Over time, they have evolved significantly from simple, makeshift structures to highly advanced, portable accommodations.
This article explores the fascinating journey of tent design and the innovations that have shaped modern camping.
Early Shelters: From Animal Hides to Skins
In ancient times, early humans relied on animal hides and skins, combined with wooden poles or reeds, to create rudimentary shelters.
These rudimentary structures offered basic protection from wind, rain, and cold, but were often leaky and lacked stability.
The Nomadic Age: Development of Portable Tents
With the advent of nomadic lifestyles, tents became an indispensable part of early civilizations.
The invention of lightweight, portable structures allowed nomads to travel more freely while still having a shelter.
Tents made from animal hides and, later, woven fabrics such as wool or silk, were used by various cultures around the world.
Military Applications: The Birth of Modern Tent Technology
The military played a pivotal role in driving tent innovation.
During ancient and medieval times, armies utilized tents to provide soldiers with temporary accommodations.
The demand for durable, resilient shelters spurred advancements in tent design, resulting in sturdier frames, waterproof materials like waxed canvas.
Revolutionary Design: The Invention of the A-frame Tent
In the mid-19th century, Henry Hopkins Sibley introduced the iconic A-frame tent.

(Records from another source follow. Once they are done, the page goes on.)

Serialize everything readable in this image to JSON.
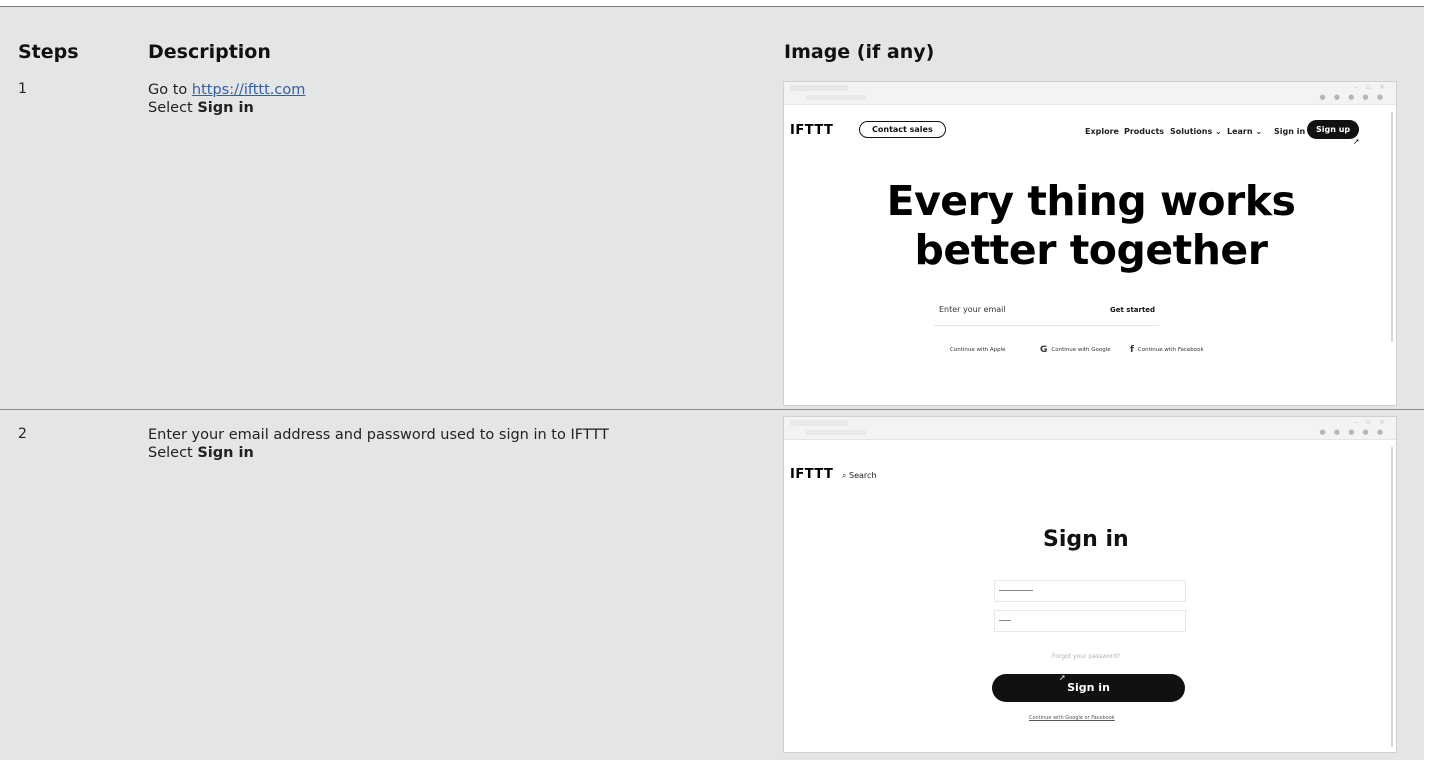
{
  "table": {
    "headers": {
      "steps": "Steps",
      "description": "Description",
      "image": "Image (if any)"
    }
  },
  "rows": [
    {
      "step": "1",
      "desc_prefix": "Go to ",
      "desc_link": "https://ifttt.com",
      "desc_line2_prefix": "Select ",
      "desc_line2_bold": "Sign in"
    },
    {
      "step": "2",
      "desc_line1": "Enter your email address and password used to sign in to IFTTT",
      "desc_line2_prefix": "Select ",
      "desc_line2_bold": "Sign in"
    }
  ],
  "shot1": {
    "logo": "IFTTT",
    "contact_sales": "Contact sales",
    "nav": [
      "Explore",
      "Products",
      "Solutions ⌄",
      "Learn ⌄",
      "Sign in"
    ],
    "sign_up": "Sign up",
    "hero_line1": "Every thing works",
    "hero_line2": "better together",
    "email_placeholder": "Enter your email",
    "get_started": "Get started",
    "continue_apple": "Continue with Apple",
    "continue_google": "Continue with Google",
    "continue_facebook": "Continue with Facebook"
  },
  "shot2": {
    "logo": "IFTTT",
    "search": "Search",
    "title": "Sign in",
    "forgot": "Forgot your password?",
    "button": "Sign in",
    "continue_link": "Continue with Google or Facebook"
  },
  "icons": {
    "apple": "apple-icon",
    "google": "google-icon",
    "facebook": "facebook-icon",
    "search": "search-icon",
    "cursor": "cursor-icon"
  }
}
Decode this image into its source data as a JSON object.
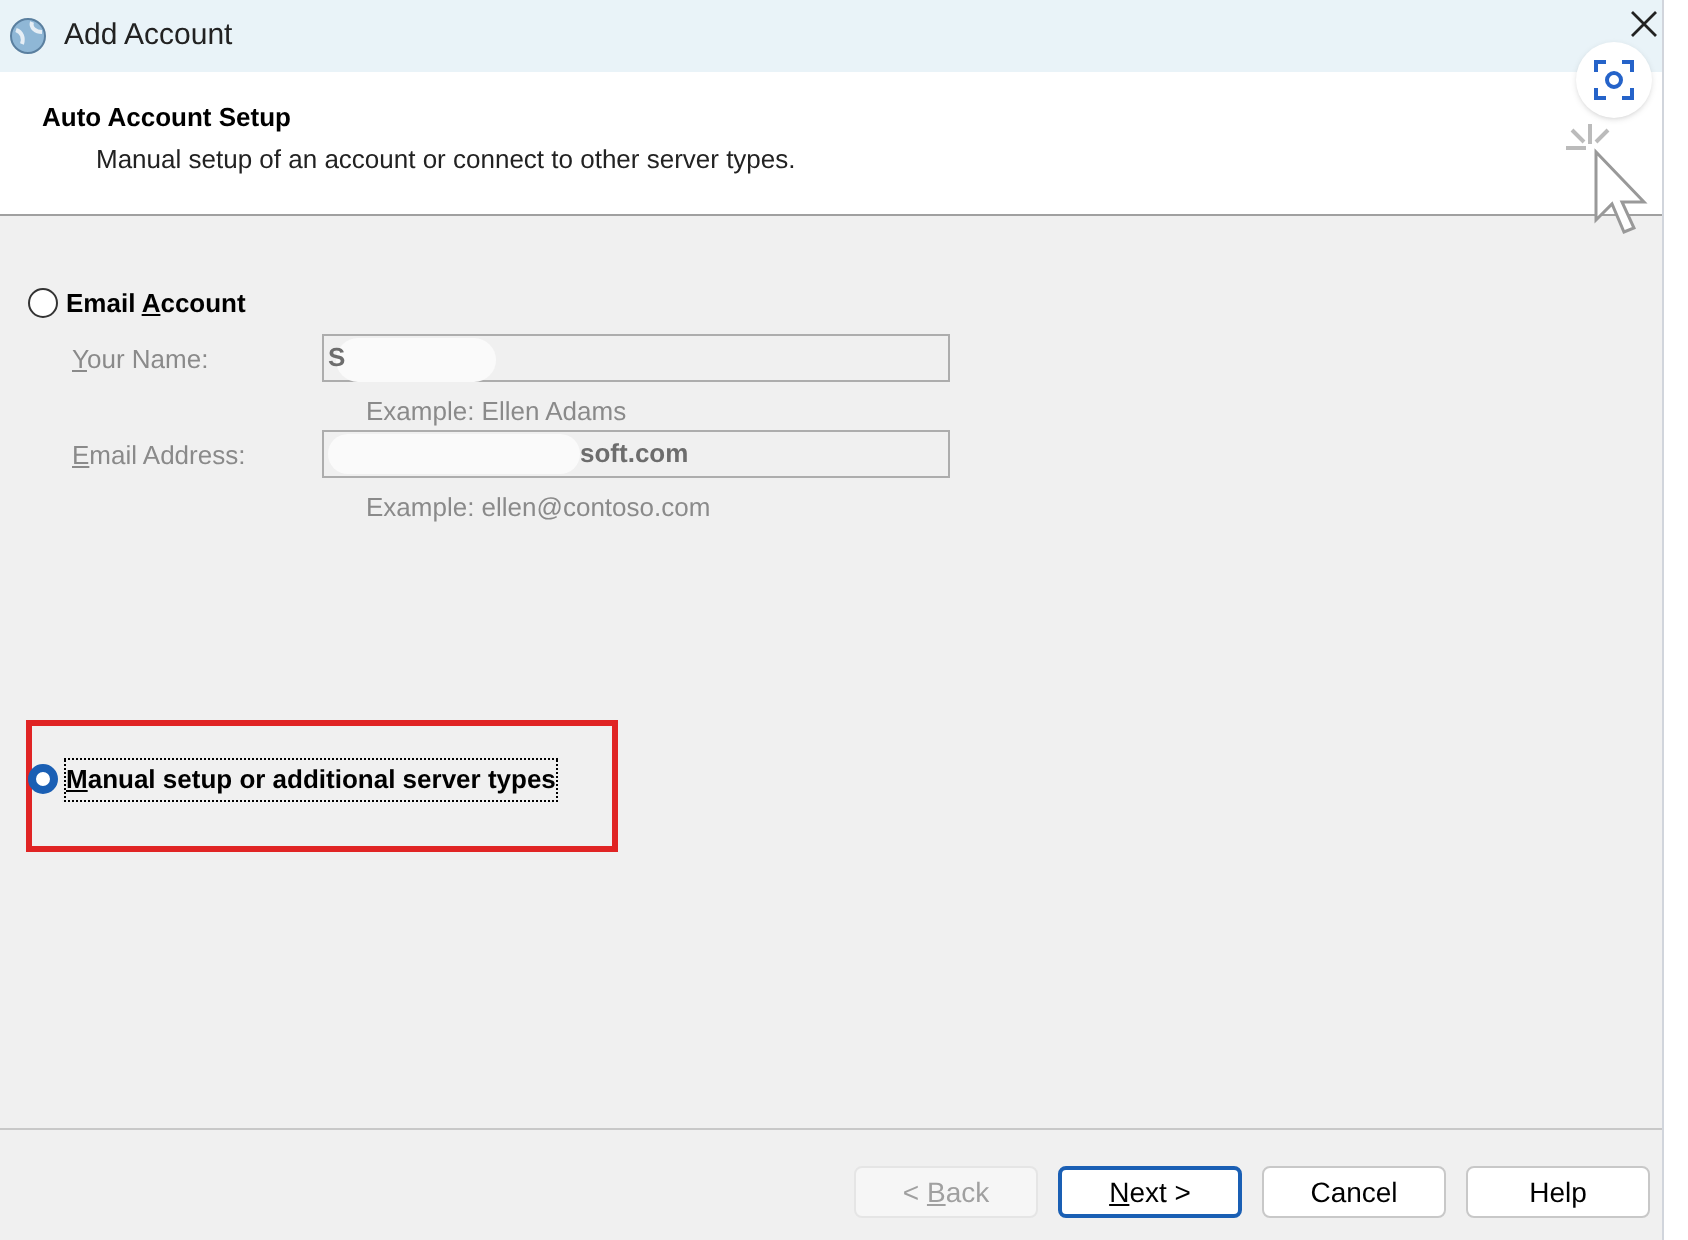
{
  "window": {
    "title": "Add Account"
  },
  "header": {
    "title": "Auto Account Setup",
    "subtitle": "Manual setup of an account or connect to other server types."
  },
  "options": [
    {
      "kind": "email",
      "parts": [
        {
          "text": "Email "
        },
        {
          "text": "A",
          "underlined": true
        },
        {
          "text": "ccount"
        }
      ],
      "selected": false,
      "disabled": true,
      "fields": [
        {
          "parts": [
            {
              "text": "Y",
              "underlined": true
            },
            {
              "text": "our Name:"
            }
          ],
          "value": "S",
          "blurred": true,
          "example": "Example: Ellen Adams"
        },
        {
          "parts": [
            {
              "text": "E",
              "underlined": true
            },
            {
              "text": "mail Address:"
            }
          ],
          "value": "soft.com",
          "blurred": true,
          "example": "Example: ellen@contoso.com"
        }
      ]
    },
    {
      "kind": "manual",
      "parts": [
        {
          "text": "M",
          "underlined": true
        },
        {
          "text": "anual setup or additional server types"
        }
      ],
      "selected": true,
      "focused": true,
      "highlighted": true
    }
  ],
  "buttons": [
    {
      "parts": [
        {
          "text": "< "
        },
        {
          "text": "B",
          "underlined": true
        },
        {
          "text": "ack"
        }
      ],
      "disabled": true,
      "default": false
    },
    {
      "parts": [
        {
          "text": "N",
          "underlined": true
        },
        {
          "text": "ext >"
        }
      ],
      "disabled": false,
      "default": true
    },
    {
      "parts": [
        {
          "text": "Cancel"
        }
      ],
      "disabled": false,
      "default": false
    },
    {
      "parts": [
        {
          "text": "Help"
        }
      ],
      "disabled": false,
      "default": false
    }
  ]
}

Its triangular structure afforded greater stability and interior space, making it a preferred choice for explorers and early mountaineers.
The Golden Age of Camping: The Rise of Recreational Tents
As leisure activities like camping gained popularity in the late 19th and early 20th centuries, recreational tents took on new significance.
Manufacturers made tents lighter, more compact, and easier to set up.
Canvas tents became the go-to choice for campers due to their durability and excellent weather resistance.
Modern Innovations: Advancements in Tent Technology
The 20th century witnessed remarkable advancements in tent technology.
The introduction of lightweight materials like nylon and polyester significantly reduced tent weight, while innovative designs such as dome tents and pop-up tents simplified the setup process.
Additionally, the development of waterproof coatings and high-tech fabrics enhanced weather resistance.
Q: How much weight can a modern tent support?
A: The weight capacity of a modern tent varies depending on its design and construction.
Most tents can support the weight of one or two individuals, while larger family tents may have higher weight capacities ranging from 4 to 8 people.
Q: Are modern tents waterproof?
A: Yes, modern tents are designed to be waterproof or at least water-resistant.
The materials used and construction techniques help prevent rainwater from entering the tent.
However, it is essential to properly set up the tent and use a groundsheet or tarp underneath for added protection.
Q: How long does it take to set up a modern tent?
A: The time required to set up a modern tent depends on its size, complexity, and the experience of the camper.
Basic dome tents can typically be set up within 10-15 minutes, while larger or more intricate tents may take longer, especially if it is the user’s first time.
Q: Can tents be used in extreme weather conditions?
A: Yes, certain tents are specifically designed for extreme weather conditions.
Mountaineering tents, for example, are built to withstand high winds, heavy snow, and extreme cold.
These tents often utilize robust materials, reinforced frames, and innovative ventilation systems to ensure safety and comfort in challenging environments.
Q: Are tents environmentally friendly?
A: Tent manufacturers are increasingly conscious of environmental factors.
Many tents now use sustainable or recyclable materials, reducing their impact on the environment.
Additionally, the durability and longevity of modern tents lead to extended product lifespan, minimizing waste.